Here are the top news, trends, and analysis that investors need to get their trading day started:

1. US futures tumble after Friday’s records for the Dow, S & P 500

Traders on the floor of the New York Stock Exchange.

Source: NYSE

US stock futures fell Monday after a late Friday rally the Dow Jones Industrial Average and S&P 500 rose over 1.4% and nearly 1.7%, respectively, as stocks reopened from a successful reopening benefited from Covid, again outperformed. The Dow and S&P 500, both closing at record highs, posted weekly gains roughly in line with Friday’s progress. Dow’s Boeing stock rose 3% in the pre-market on Monday after Southwest Airlines placed a huge aircraft order. Southwest’s shares rose slightly.

The Nasdaq offset a loss of nearly 1% on Friday and closed 1.2%. However, the tech-heavy index was still down 0.6% over the week, with only three days left in March. The Nasdaq posted a slight monthly loss while the Dow and S&P 500 stood ready to post solid gains for the month.

The 10-year government bond yield remained stable on Monday, trading below its most recent 14-month high. The rapid surge in yields this year has been problematic for growth stocks, including many technical names, as higher interest rates undermine the value of future earnings and depress market valuations.

2. Credit Suisse and Nomura are affected by the fallout from the US hedge fund

Credit Suisse Bank.

NurPhoto | NurPhoto | Getty Images

Credit Suisse warned Monday of a “highly significant” slump in its first quarter results after the Swiss-based bank began exiting positions in a large US hedge fund that collapsed on margin calls last week. Japanese company Nomura is currently evaluating a potential loss of an estimated $ 2 billion. The shares of Nomura and Credit Suisse were added on the Monday before the IPO.

The hedge fund at the center of the fallout is Archegos Capital Management, which was forced to liquidate positions late last week. The moves of the multi-billion dollar US family office founded by former Tiger stock analyst Bill Hwang sparked a wave of selling pressure on US media stocks and Chinese Internet ADRs on Friday.

3. The cargo ship ever to block the Suez Canal is partially floating

A view shows the Ever Given container ship in the Suez Canal in this satellite image from Maxar Technologies captured on March 28, 2021.

Maxar Technologies | Reuters

The giant container ship Ever Given, which blocked the Suez Canal, was partially floated again early Monday, days after the ship got stuck and halted a major global trade route. The Suez Canal Authority said the ship’s course has been corrected by 80% and further maneuvers will continue if the water level rises later in the day. It remains unclear when the waterway will be opened to traffic again as hundreds of ships are secured and waiting to enter the Suez.
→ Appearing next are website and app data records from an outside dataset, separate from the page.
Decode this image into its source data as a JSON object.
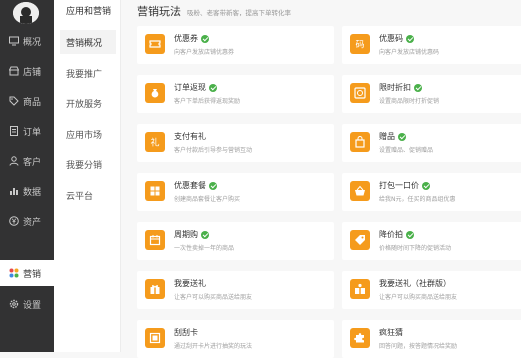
{
  "nav": {
    "items": [
      {
        "label": "概况",
        "icon": "monitor-icon"
      },
      {
        "label": "店铺",
        "icon": "store-icon"
      },
      {
        "label": "商品",
        "icon": "tag-icon"
      },
      {
        "label": "订单",
        "icon": "document-icon"
      },
      {
        "label": "客户",
        "icon": "person-icon"
      },
      {
        "label": "数据",
        "icon": "bar-chart-icon"
      },
      {
        "label": "资产",
        "icon": "yen-circle-icon"
      },
      {
        "label": "营销",
        "icon": "grid-dots-icon"
      },
      {
        "label": "设置",
        "icon": "gear-icon"
      }
    ]
  },
  "subnav": {
    "title": "应用和营销",
    "items": [
      "营销概况",
      "我要推广",
      "开放服务",
      "应用市场",
      "我要分销",
      "云平台"
    ]
  },
  "main": {
    "title": "营销玩法",
    "subtitle": "吸粉、老客带新客，提高下单转化率",
    "cards": [
      {
        "name": "优惠券",
        "desc": "向客户发放店铺优惠券",
        "icon": "ticket-icon",
        "check": true
      },
      {
        "name": "优惠码",
        "desc": "向客户发放店铺优惠码",
        "icon": "code-icon",
        "check": true
      },
      {
        "name": "订单返现",
        "desc": "客户下单后获得返现奖励",
        "icon": "money-bag-icon",
        "check": true
      },
      {
        "name": "限时折扣",
        "desc": "设置商品限时打折促销",
        "icon": "clock-icon",
        "check": true
      },
      {
        "name": "支付有礼",
        "desc": "客户付款后引导参与营销互动",
        "icon": "gift-ribbon-icon",
        "check": false
      },
      {
        "name": "赠品",
        "desc": "设置赠品、促销赠品",
        "icon": "shopping-bag-icon",
        "check": true
      },
      {
        "name": "优惠套餐",
        "desc": "创建商品套餐让客户购买",
        "icon": "package-icon",
        "check": true
      },
      {
        "name": "打包一口价",
        "desc": "给我N元，任买的商品组优惠",
        "icon": "basket-icon",
        "check": true
      },
      {
        "name": "周期购",
        "desc": "一次性卖掉一年的商品",
        "icon": "calendar-icon",
        "check": true
      },
      {
        "name": "降价拍",
        "desc": "价格随时间下降的促销活动",
        "icon": "price-tag-icon",
        "check": true
      },
      {
        "name": "我要送礼",
        "desc": "让客户可以购买商品送给朋友",
        "icon": "gift-box-icon",
        "check": false
      },
      {
        "name": "我要送礼（社群版）",
        "desc": "让客户可以购买商品送给朋友",
        "icon": "group-gift-icon",
        "check": false
      },
      {
        "name": "刮刮卡",
        "desc": "通过刮开卡片进行抽奖的玩法",
        "icon": "scratch-card-icon",
        "check": false
      },
      {
        "name": "疯狂猜",
        "desc": "回答问题，按答题情况给奖励",
        "icon": "puzzle-icon",
        "check": false
      }
    ]
  },
  "colors": {
    "nav_bg": "#323233",
    "accent_orange": "#f59b1c",
    "check_green": "#4ab04a"
  }
}
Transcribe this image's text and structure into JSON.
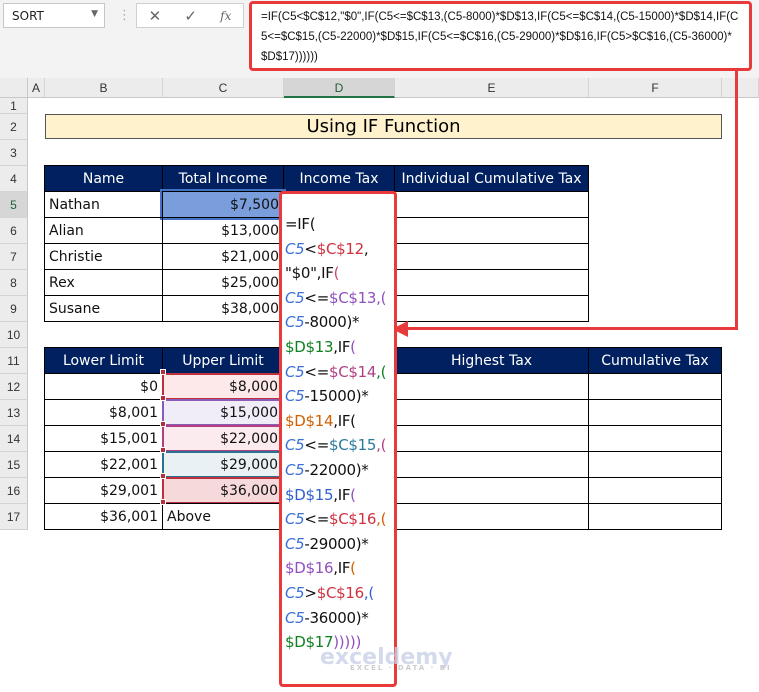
{
  "name_box": "SORT",
  "formula_bar": {
    "fx_label": "fx",
    "cancel_icon": "✕",
    "enter_icon": "✓",
    "formula": "=IF(C5<$C$12,\"$0\",IF(C5<=$C$13,(C5-8000)*$D$13,IF(C5<=$C$14,(C5-15000)*$D$14,IF(C5<=$C$15,(C5-22000)*$D$15,IF(C5<=$C$16,(C5-29000)*$D$16,IF(C5>$C$16,(C5-36000)*$D$17))))))"
  },
  "columns": [
    "A",
    "B",
    "C",
    "D",
    "E",
    "F"
  ],
  "rows": [
    "1",
    "2",
    "3",
    "4",
    "5",
    "6",
    "7",
    "8",
    "9",
    "10",
    "11",
    "12",
    "13",
    "14",
    "15",
    "16",
    "17"
  ],
  "title": "Using IF Function",
  "table1": {
    "headers": [
      "Name",
      "Total Income",
      "Income Tax",
      "Individual Cumulative Tax"
    ],
    "rows": [
      [
        "Nathan",
        "$7,500"
      ],
      [
        "Alian",
        "$13,000"
      ],
      [
        "Christie",
        "$21,000"
      ],
      [
        "Rex",
        "$25,000"
      ],
      [
        "Susane",
        "$38,000"
      ]
    ]
  },
  "table2": {
    "headers": [
      "Lower Limit",
      "Upper Limit",
      "",
      "Highest Tax",
      "Cumulative Tax"
    ],
    "rows": [
      [
        "$0",
        "$8,000"
      ],
      [
        "$8,001",
        "$15,000"
      ],
      [
        "$15,001",
        "$22,000"
      ],
      [
        "$22,001",
        "$29,000"
      ],
      [
        "$29,001",
        "$36,000"
      ],
      [
        "$36,001",
        "Above"
      ]
    ]
  },
  "colors": {
    "header_bg": "#002060",
    "title_bg": "#fff2cc",
    "callout": "#e83a3a"
  },
  "tooltip_lines": [
    [
      [
        "=IF(",
        "#111"
      ]
    ],
    [
      [
        "C5",
        "#3a6fd8"
      ],
      [
        "<",
        "#111"
      ],
      [
        "$C$12",
        "#d03040"
      ],
      [
        ",",
        "#111"
      ]
    ],
    [
      [
        "\"$0\",IF",
        "#111"
      ],
      [
        "(",
        "#d04080"
      ]
    ],
    [
      [
        "C5",
        "#3a6fd8"
      ],
      [
        "<=",
        "#111"
      ],
      [
        "$C$13",
        "#9050c0"
      ],
      [
        ",(",
        "#9050c0"
      ]
    ],
    [
      [
        "C5",
        "#3a6fd8"
      ],
      [
        "-8000)*",
        "#111"
      ]
    ],
    [
      [
        "$D$13",
        "#108020"
      ],
      [
        ",IF",
        "#111"
      ],
      [
        "(",
        "#9050c0"
      ]
    ],
    [
      [
        "C5",
        "#3a6fd8"
      ],
      [
        "<=",
        "#111"
      ],
      [
        "$C$14",
        "#b04080"
      ],
      [
        ",(",
        "#108020"
      ]
    ],
    [
      [
        "C5",
        "#3a6fd8"
      ],
      [
        "-15000)*",
        "#111"
      ]
    ],
    [
      [
        "$D$14",
        "#d06000"
      ],
      [
        ",IF(",
        "#111"
      ]
    ],
    [
      [
        "C5",
        "#3a6fd8"
      ],
      [
        "<=",
        "#111"
      ],
      [
        "$C$15",
        "#2a7a9a"
      ],
      [
        ",(",
        "#b04080"
      ]
    ],
    [
      [
        "C5",
        "#3a6fd8"
      ],
      [
        "-22000)*",
        "#111"
      ]
    ],
    [
      [
        "$D$15",
        "#3060d0"
      ],
      [
        ",IF",
        "#111"
      ],
      [
        "(",
        "#9050c0"
      ]
    ],
    [
      [
        "C5",
        "#3a6fd8"
      ],
      [
        "<=",
        "#111"
      ],
      [
        "$C$16",
        "#d03040"
      ],
      [
        ",(",
        "#d06000"
      ]
    ],
    [
      [
        "C5",
        "#3a6fd8"
      ],
      [
        "-29000)*",
        "#111"
      ]
    ],
    [
      [
        "$D$16",
        "#9050c0"
      ],
      [
        ",IF",
        "#111"
      ],
      [
        "(",
        "#d06000"
      ]
    ],
    [
      [
        "C5",
        "#3a6fd8"
      ],
      [
        ">",
        "#111"
      ],
      [
        "$C$16",
        "#d03040"
      ],
      [
        ",(",
        "#3060d0"
      ]
    ],
    [
      [
        "C5",
        "#3a6fd8"
      ],
      [
        "-36000)*",
        "#111"
      ]
    ],
    [
      [
        "$D$17",
        "#108020"
      ],
      [
        ")))))",
        "#9050c0"
      ]
    ]
  ],
  "watermark": {
    "brand": "exceldemy",
    "tagline": "EXCEL · DATA · BI"
  }
}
Maritime data showed that at least ten tankers and container ships changed course to avoid the congestion, including U.S. ships carrying natural gas for Cheniere and Shell / BG Group.

4. Biden to advance infrastructure before health and family care

President Joe Biden will hold his first formal press conference in the East Room of the White House in Washington, USA on March 25, 2021.

Leah Millis | Reuters

President Joe Biden will split his sweeping plan to improve the nation’s infrastructure into two parts. Biden will unveil the first part of his plan on Wednesday, which will focus on issues such as rebuilding roads and railways. The second part of the president’s plan – including childcare and health care reforms, aspects of so-called social infrastructure – will be released “in just a few weeks,” said Jen Psaki, White House press secretary, in an interview on Sunday. Overall, the legislation is expected to cost more than $ 3 trillion.

5. Fauci only warns the USA “on the corner” of the Covid pandemic

Anthony Fauci, director of the National Institute for Allergies and Infectious Diseases at the NIH, speaks about the daily press conference at the White House in Washington on January 21, 2021.

Jonathan Ernst | Reuters

With the possibility of safe summer barbecues in just a few months and the promise of widespread supplies of Covid vaccines in the US by the end of May, many Americans may feel that the nation has finally turned the pandemic around. The Chief Medical Officer of the White House, Dr. Anthony Fauci, however, warned that America was really only “on the corner”.

According to a CNBC analysis of the Johns Hopkins University data, daily daily US cases rose 12% in the past seven days, despite being well below their January high. Almost half of people aged 65 and over have taken all the necessary recordings, according to CDC data. However, only 20% of the adult population are considered fully vaccinated.

– Get the latest on the pandemic using CNBC’s coronavirus blog.